As Flu Season Intensifies, Most Americans Can Now Get Their Shots For Free Under Obamacare

Posted on

"As Flu Season Intensifies, Most Americans Can Now Get Their Shots For Free Under Obamacare"

flu shot

CREDIT: Shutterstock

Flu season is hitting younger Americans particularly hard this year, largely because they’re forgoing the vaccine. But one thing that might motivate more Americans to get a shot is the fact that for many of them, it’s now completely free.

Obamacare requires any preventative care deemed important by a government task force of doctors and public health experts to be covered without a co-pay. Many Americans don’t realize that those regulations actually affect every American insurance plan, not just ones sold through the state and federal Obamacare marketplaces. The only policies that aren’t subject to these requirements are a handful of older plans that existed before the law’s passage in 2010 that were “grandfathered” out of the regulations (and even these plans will eventually cease to exist).

That means that as of January 1, most of the 156 million Americans with employer coverage — as well as the approximately 2.2 million Americans who have purchased private Obamacare plans so far — became eligible for free flu shots. According to Mercury News, that’s come as a pleasant surprise to workers who didn’t know about the benefit. “It’s a great example of how having insurance can make a lot of difference and may reduce a barrier for people,” said Dr. Jeffrey Rideout, senior medical adviser for California’s Obamacare marketplace, in an interview with the San Jose paper.

Studies have shown that the approximately 60 percent of Americans who don’t get vaccinated against the flu cite a variety of reasons for avoiding their shots, including the false belief that vaccines can cause autism, the cost of the vaccine, and lack of easily-accessible facilities that can provide the shots.

“The idea that cost matters tells us that when it comes to promoting flu shots, we have to think about how we can reduce costs, and that doesn’t just mean monetary costs,” said epidemiologist Frederick Chen in an interview with Discovery News. “If we can make it more accessible or easier for people to get to flu-shot clinics, or if you’re a company, maybe you can give time off to workers to get flu shots — anything to make life easier would help.”
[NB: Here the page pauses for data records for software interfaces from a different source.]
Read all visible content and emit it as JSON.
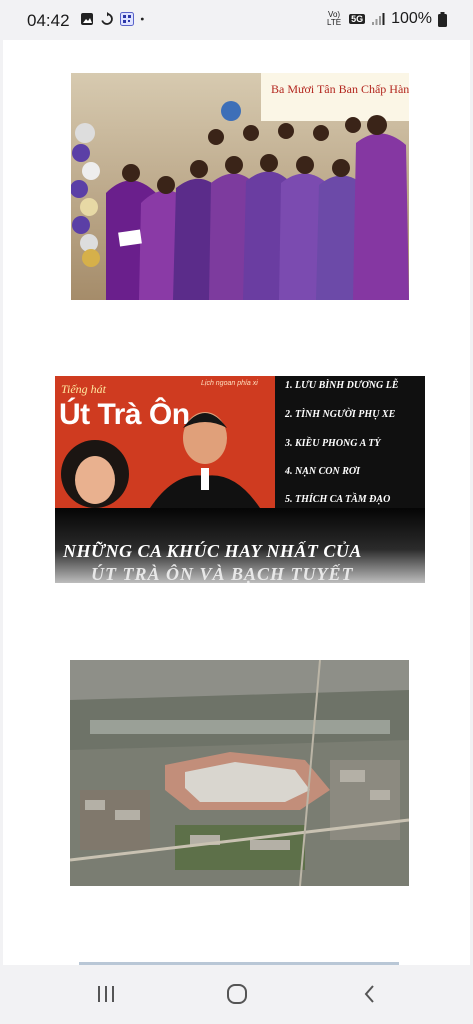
{
  "status_bar": {
    "time": "04:42",
    "left_icons": [
      "image-icon",
      "sync-icon",
      "qr-code-icon",
      "dot-icon"
    ],
    "network_label": "Vo) LTE",
    "network_type": "5G",
    "battery": "100%"
  },
  "images": [
    {
      "name": "choir-photo",
      "banner_text": "Ba Mươi Tân Ban Chấp Hành"
    },
    {
      "name": "album-cover",
      "small_label": "Lịch ngoan phía xi",
      "title_line1": "Tiếng hát",
      "title_line2": "Út Trà Ôn",
      "tracks": [
        "1. LƯU BÌNH DƯƠNG LỄ",
        "2. TÌNH NGƯỜI PHỤ XE",
        "3. KIỀU PHONG A TỶ",
        "4. NẠN CON RƠI",
        "5. THÍCH CA TẦM ĐẠO"
      ],
      "headline1": "NHỮNG CA KHÚC HAY NHẤT CỦA",
      "headline2": "ÚT TRÀ ÔN VÀ BẠCH TUYẾT"
    },
    {
      "name": "aerial-photo"
    }
  ],
  "nav_bar": {
    "buttons": [
      "recent-apps",
      "home",
      "back"
    ]
  }
}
Americans who go to get their free flu shots should double check with their insurer and make sure the doctor’s office notes that their visit is for a preventative care service, as reports have indicated that some doctors are still accidentally charging people for care that is supposed to be free under Obamacare.

About 200,000 people are hospitalized and anywhere from 3,000 to 49,000 people die of the flu every year in the United States, according to the Centers for Disease Control. This year’s flu season is shaping up to be particularly harsh, thanks to the return of the H1N1 flu strain, popularly known as “swine flu.” Federal health officials have reported that at least 35 states currently have “widespread influenza activity.” While national numbers on flu-related deaths aren’t available yet, the virus has killed at least 45 people in California alone so far.

« »

By clicking and submitting a comment I acknowledge the ThinkProgress Privacy Policy and agree to the ThinkProgress Terms of Use. I understand that my comments are also being governed by Facebook, Yahoo, AOL, or Hotmail’s Terms of Use and Privacy Policies as applicable, which can be found here.